By September 2003, I knew that I would need a transplant if I were going to survive much longer. My lung disease was progressing rapidly and not responding to any of the drug treatments that I was offered. In late November I began the process of being added to the UNOS waiting list, and by the first week of December I was listed.
Over the months, my life was put on hold as my condition quickly deteriorated. I was told that I was lucky to be transplanted so quickly, but I do not know how much longer I could have lasted emotionally. Those months were a huge strain on my family and me. I was in Illinois and my family was in Florida. When I was dealing with the emotional roller coaster of my family, I was buried in work from my classes.
This past year I missed so much of my life. My personal life was non-existent, and I spent my time sleeping, studying or eating (and sometimes just sleeping because I had no energy to do anything else). For the first time in eight years, I was unable to volunteer as a senior staff member at a camp for children with diabetes. Camp had become a home away from home for me and being unable to attend was incredibly difficult for me emotionally. I sat tethered to my tank, while friends from camp called to wish me well, not sure if I’d ever make it back for another session. I also had to stop volunteering for the Red Cross, where I had previously been a CPR for the Professional Rescuer and Lifeguarding Instructor. I spend much of my volunteer time at the Red Cross teaching nurses, paramedics, lifeguards and other professionals how to perform CPR and administer oxygen. As soon as I heal from the transplant, which will no doubt take some time, I plan to resume all of these activities. Without your generosity, I might never have had these opportunities.

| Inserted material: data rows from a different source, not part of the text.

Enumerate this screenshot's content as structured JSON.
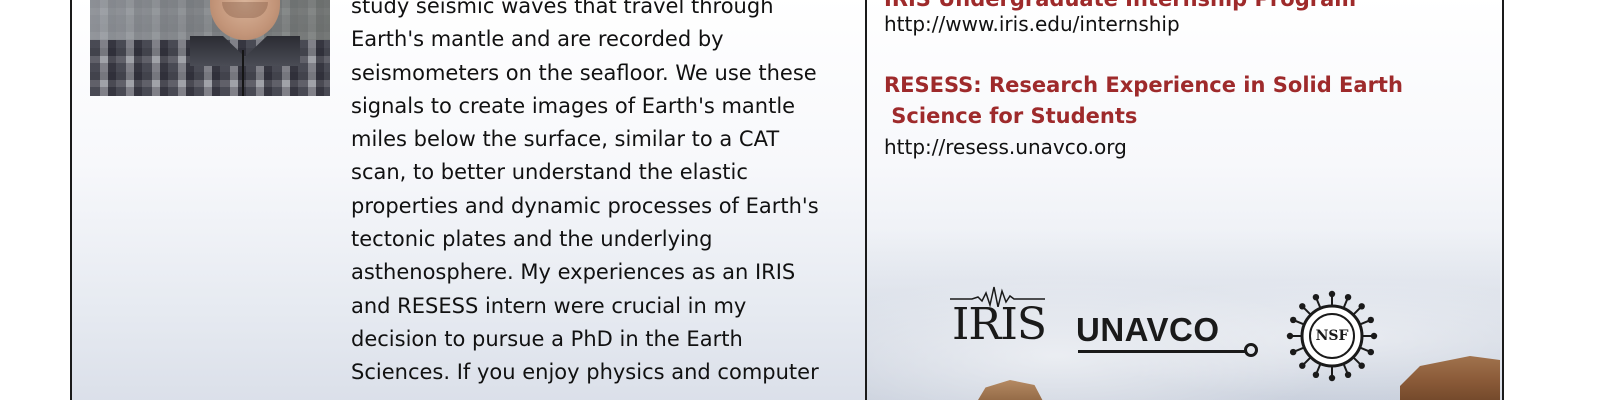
{
  "bio": {
    "lines": [
      "study seismic waves that travel through",
      "Earth's mantle and are recorded by",
      "seismometers on the seafloor. We use these",
      "signals to create images of Earth's mantle",
      "miles below the surface, similar to a CAT",
      "scan, to better understand the elastic",
      "properties and dynamic processes of Earth's",
      "tectonic plates and the underlying",
      "asthenosphere. My experiences as an IRIS",
      "and RESESS intern were crucial in my",
      "decision to pursue a PhD in the Earth",
      "Sciences. If you enjoy physics and computer"
    ]
  },
  "programs": [
    {
      "heading_lines": [
        "IRIS Undergraduate Internship Program"
      ],
      "url": "http://www.iris.edu/internship"
    },
    {
      "heading_lines": [
        "RESESS: Research Experience in Solid Earth",
        " Science for Students"
      ],
      "url": "http://resess.unavco.org"
    }
  ],
  "logos": {
    "iris": "IRIS",
    "unavco": "UNAVCO",
    "nsf": "NSF"
  },
  "colors": {
    "heading": "#9e2a2b",
    "text": "#111111",
    "border": "#1a1a1a"
  },
  "icons": [
    "seismogram-icon",
    "nsf-seal-icon"
  ]
}
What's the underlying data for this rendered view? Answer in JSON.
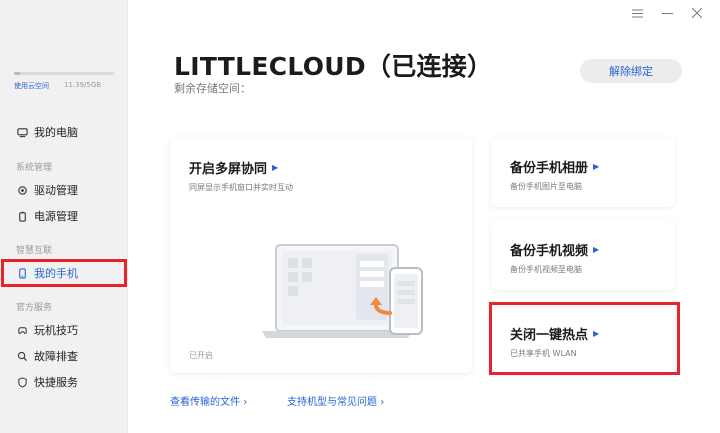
{
  "window": {
    "menu_icon": "menu-icon",
    "minimize_icon": "minimize-icon",
    "close_icon": "close-icon"
  },
  "sidebar": {
    "cloud": {
      "label": "使用云空间",
      "size": "11.39/5GB",
      "usage_fraction": 0.06
    },
    "my_pc": "我的电脑",
    "group_system": "系统管理",
    "driver": "驱动管理",
    "power": "电源管理",
    "group_smart": "智慧互联",
    "my_phone": "我的手机",
    "group_service": "官方服务",
    "tips": "玩机技巧",
    "troubleshoot": "故障排查",
    "quick_service": "快捷服务"
  },
  "header": {
    "device_title": "LITTLECLOUD（已连接）",
    "storage_label": "剩余存储空间：",
    "unbind_button": "解除绑定"
  },
  "multiscreen": {
    "title": "开启多屏协同",
    "subtitle": "同屏显示手机窗口并实时互动",
    "status": "已开启"
  },
  "cards": {
    "photos": {
      "title": "备份手机相册",
      "subtitle": "备份手机图片至电脑"
    },
    "videos": {
      "title": "备份手机视频",
      "subtitle": "备份手机视频至电脑"
    },
    "hotspot": {
      "title": "关闭一键热点",
      "subtitle": "已共享手机 WLAN"
    }
  },
  "footer": {
    "transferred_files": "查看传输的文件",
    "supported_models": "支持机型与常见问题"
  },
  "colors": {
    "accent": "#2a63d6",
    "highlight": "#e8232b",
    "sidebar_bg": "#f1f1f2"
  }
}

I have been given a second chance at life, and I have no intention of wasting a second of it. With some physical training, since my lung disease took severe toll on my physical condition, I hope to complete the Hustle Up the Hancock in Chicago next year, where participants climb 94 stories of stairs to observation deck. Before my transplant I could barely climb one flight, 94 stories would be a huge accomplishment. Right now, however, I am happy just to be able to climb one flight without becoming short of breath. Even this ability is new since the transplant. Last month, I was taking the elevator everywhere or stopping every five steps to stop and catch my breath. Keeping up with my friends and colleagues was impossible.
While I know your decision to donate your loved one’s organs must have been very difficult, I also want you to know what a difference your decision has made in my life. I now have the hope of living a more normal and active life. Regardless of how normal my new life ends up being, it will be a better life than what I was living, and I will be alive. I will never be able to fully express my gratitude to you for giving me this opportunity. I realized that you are going through a difficult time with the loss of your loved one and I respect your right to privacy, but I would really like to know where the miracle that I received came from. I have absolutely no information about your family or loved one. I hope the information that I have provided to you brings you some solace that some good came out of this tragedy. Thank you for making the decision to save my life, the life of someone you have never met.
With inexpressible gratitude,